    Mark Loeterman

    The first comprehensive overhaul of California's Rules of Professional Conduct in nearly 30 years becomes operational on Nov. 1. Some of the new rules mirror the model language used by the American Bar Association, but many continue to reflect California’s unique approach to certain ethical questions, says Mark Loeterman of Signature Resolution LLC.

  • Know The Limits To Atty Public Statements During A Trial

    Matthew Giardina

    The balancing act between protecting attorneys’ speech rights and ensuring unbiased adjudications was highlighted recently in two cases — when Michael Cohen applied for a restraining order against Stephanie Clifford's attorney, and when Johnson & Johnson questioned whether a Missouri talc verdict was tainted by public statements from the plaintiffs' counsel, says Matthew Giardina of Manning Gross & Massenburg LLP.

  • In Calif., Questions Remain On Law Firm Conflict Waivers

    Richard Rosensweig

    In Sheppard Mullin v. J-M Manufacturing Co., the California Supreme Court ruled last month that a law firm's failure to disclose a known conflict with another current client did not categorically disentitle the firm from recovering fees. But the court didn’t provide hoped-for guidance on how to write an enforceable advance conflict waiver, says Richard Rosensweig of Goulston & Storrs PC.

  • Q&A

    A Chat With Faegre Client Development Chief Melanie Green

    Melanie Green

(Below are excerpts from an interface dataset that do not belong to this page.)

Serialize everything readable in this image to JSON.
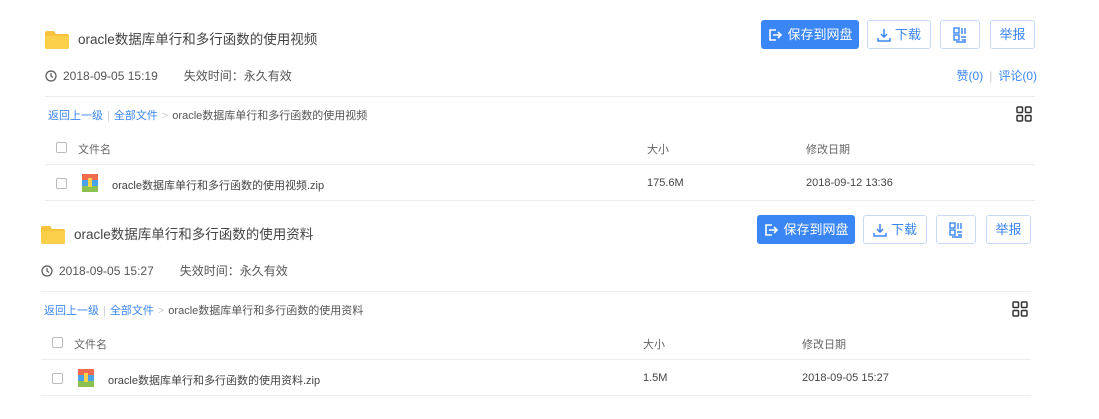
{
  "shares": [
    {
      "title": "oracle数据库单行和多行函数的使用视频",
      "save_label": "保存到网盘",
      "download_label": "下载",
      "report_label": "举报",
      "date": "2018-09-05 15:19",
      "expire_label": "失效时间：永久有效",
      "likes_label": "赞(0)",
      "comments_label": "评论(0)",
      "breadcrumb": {
        "back": "返回上一级",
        "all": "全部文件",
        "current": "oracle数据库单行和多行函数的使用视频"
      },
      "columns": {
        "name": "文件名",
        "size": "大小",
        "date": "修改日期"
      },
      "files": [
        {
          "name": "oracle数据库单行和多行函数的使用视频.zip",
          "size": "175.6M",
          "date": "2018-09-12 13:36"
        }
      ]
    },
    {
      "title": "oracle数据库单行和多行函数的使用资料",
      "save_label": "保存到网盘",
      "download_label": "下载",
      "report_label": "举报",
      "date": "2018-09-05 15:27",
      "expire_label": "失效时间：永久有效",
      "breadcrumb": {
        "back": "返回上一级",
        "all": "全部文件",
        "current": "oracle数据库单行和多行函数的使用资料"
      },
      "columns": {
        "name": "文件名",
        "size": "大小",
        "date": "修改日期"
      },
      "files": [
        {
          "name": "oracle数据库单行和多行函数的使用资料.zip",
          "size": "1.5M",
          "date": "2018-09-05 15:27"
        }
      ]
    }
  ],
  "colors": {
    "accent": "#3b86f5",
    "folder": "#f7c23c"
  },
  "icons": [
    "folder-icon",
    "save-icon",
    "download-icon",
    "qr-icon",
    "clock-icon",
    "grid-view-icon",
    "zip-file-icon"
  ]
}
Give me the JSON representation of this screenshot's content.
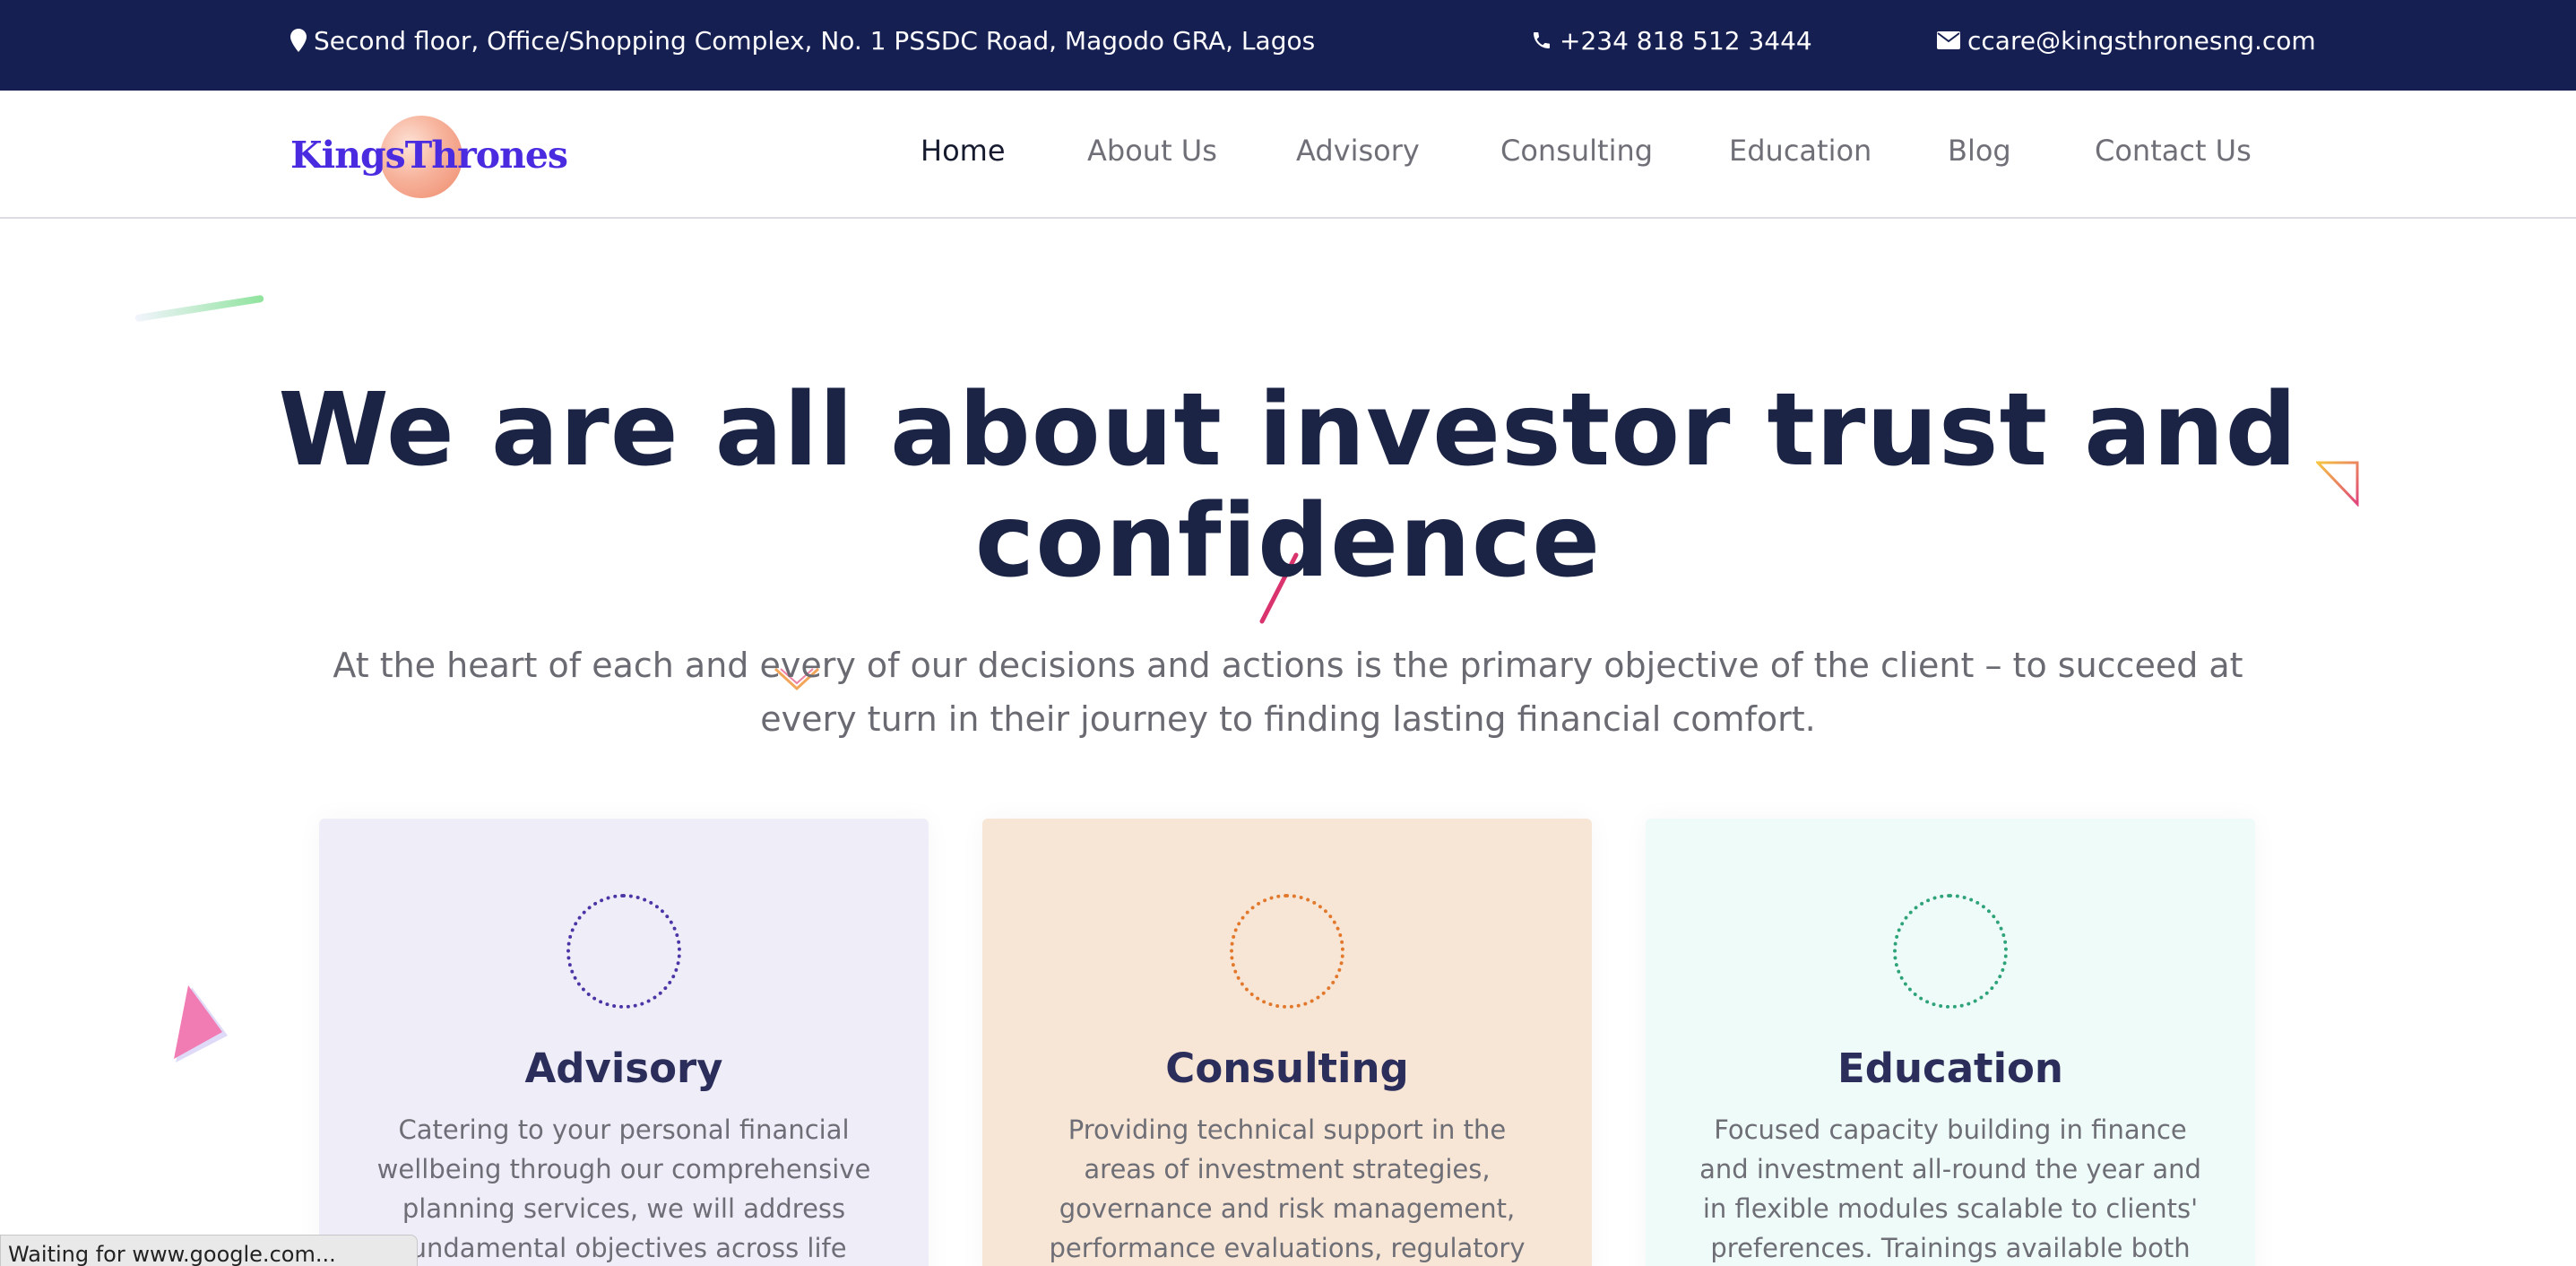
{
  "topbar": {
    "address": "Second floor, Office/Shopping Complex, No. 1 PSSDC Road, Magodo GRA, Lagos",
    "phone": "+234 818 512 3444",
    "email": "ccare@kingsthronesng.com",
    "icons": [
      "map-marker-icon",
      "phone-icon",
      "envelope-icon"
    ]
  },
  "header": {
    "logo_text": "KingsThrones",
    "nav": [
      {
        "label": "Home",
        "active": true
      },
      {
        "label": "About Us",
        "active": false
      },
      {
        "label": "Advisory",
        "active": false
      },
      {
        "label": "Consulting",
        "active": false
      },
      {
        "label": "Education",
        "active": false
      },
      {
        "label": "Blog",
        "active": false
      },
      {
        "label": "Contact Us",
        "active": false
      }
    ]
  },
  "hero": {
    "title_line1": "We are all about investor trust and",
    "title_line2": "confidence",
    "subtitle_line1": "At the heart of each and every of our decisions and actions is the primary objective of the client – to succeed at",
    "subtitle_line2": "every turn in their journey to finding lasting financial comfort."
  },
  "services": [
    {
      "title": "Advisory",
      "text": "Catering to your personal financial wellbeing through our comprehensive planning services, we will address fundamental objectives across life",
      "color": "#4b35a6"
    },
    {
      "title": "Consulting",
      "text": "Providing technical support in the areas of investment strategies, governance and risk management, performance evaluations, regulatory compliance,",
      "color": "#e2782c"
    },
    {
      "title": "Education",
      "text": "Focused capacity building in finance and investment all-round the year and in flexible modules scalable to clients' preferences. Trainings available both on",
      "color": "#2ea37a"
    }
  ],
  "browser": {
    "status_text": "Waiting for www.google.com..."
  },
  "colors": {
    "topbar_bg": "#151f52",
    "logo": "#4a2be0",
    "heading": "#1b2444"
  }
}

    In this monthly series, Amanda Brady of Major Lindsey & Africa interviews management from top law firms about the increasingly competitive business environment. Here we feature Melanie Green, chief client development officer at Faegre Baker Daniels LLP.

  • Structuring Investigations In Light Of UK Privilege Case

    Mark Beeley

    The English Court of Appeal's much-anticipated decision in Eurasian Natural Resources Corporation means that companies will continue to face difficulties in obtaining the information they need to investigate suspected wrongdoing, without losing the benefit of legal advice privilege under English law, say Mark Beeley and Rebecca Dipple of Orrick Herrington & Sutcliffe LLP.

  • Opinion

    High Court Must Correct La. Judge's Failure To Recuse

    George Eskin

    The U.S. Supreme Court should agree to hear Lacaze v. Louisiana, a case involving an egregious conflict of interest for a judge who presided over a capital case. It is an opportunity to remind judges to disclose their known connections to cases before them, and recuse themselves when necessary, says George Eskin, a retired California Superior Court judge.

  • Can Kavanaugh Be Impeached For Statements To Congress?

    Barbara Radnofsky

    Sitting U.S. senators and a former congressional staffer have accused Judge Brett Kavanaugh of misconduct, including being untruthful in his nomination and confirmation processes for both the D.C. Circuit and the U.S. Supreme Court. Could this subject him to impeachment? Attorney Barbara Radnofsky explores the question through past precedent.

  • Q&A

    Back To School: Widener's Rod Smolla Talks Free Speech

    Rodney Smolla

    In this new series featuring law school luminaries, Widener University Delaware Law School dean Rodney Smolla discusses teaching philosophies, his interest in First Amendment law, and arguing before the U.S. Supreme Court in Virginia v. Black.

  • New Pass-Through Deduction Will Pass Over Many Lawyers

    Evan Morgan

    A few weeks ago, the IRS proposed regulations related to the Tax Cuts and Jobs Act's 20 percent deduction on qualified business income for pass-through entities. The guidance offers long-awaited clarity, but is mostly bad news for many law firms, says Evan Morgan of Kaufman Rossin PA.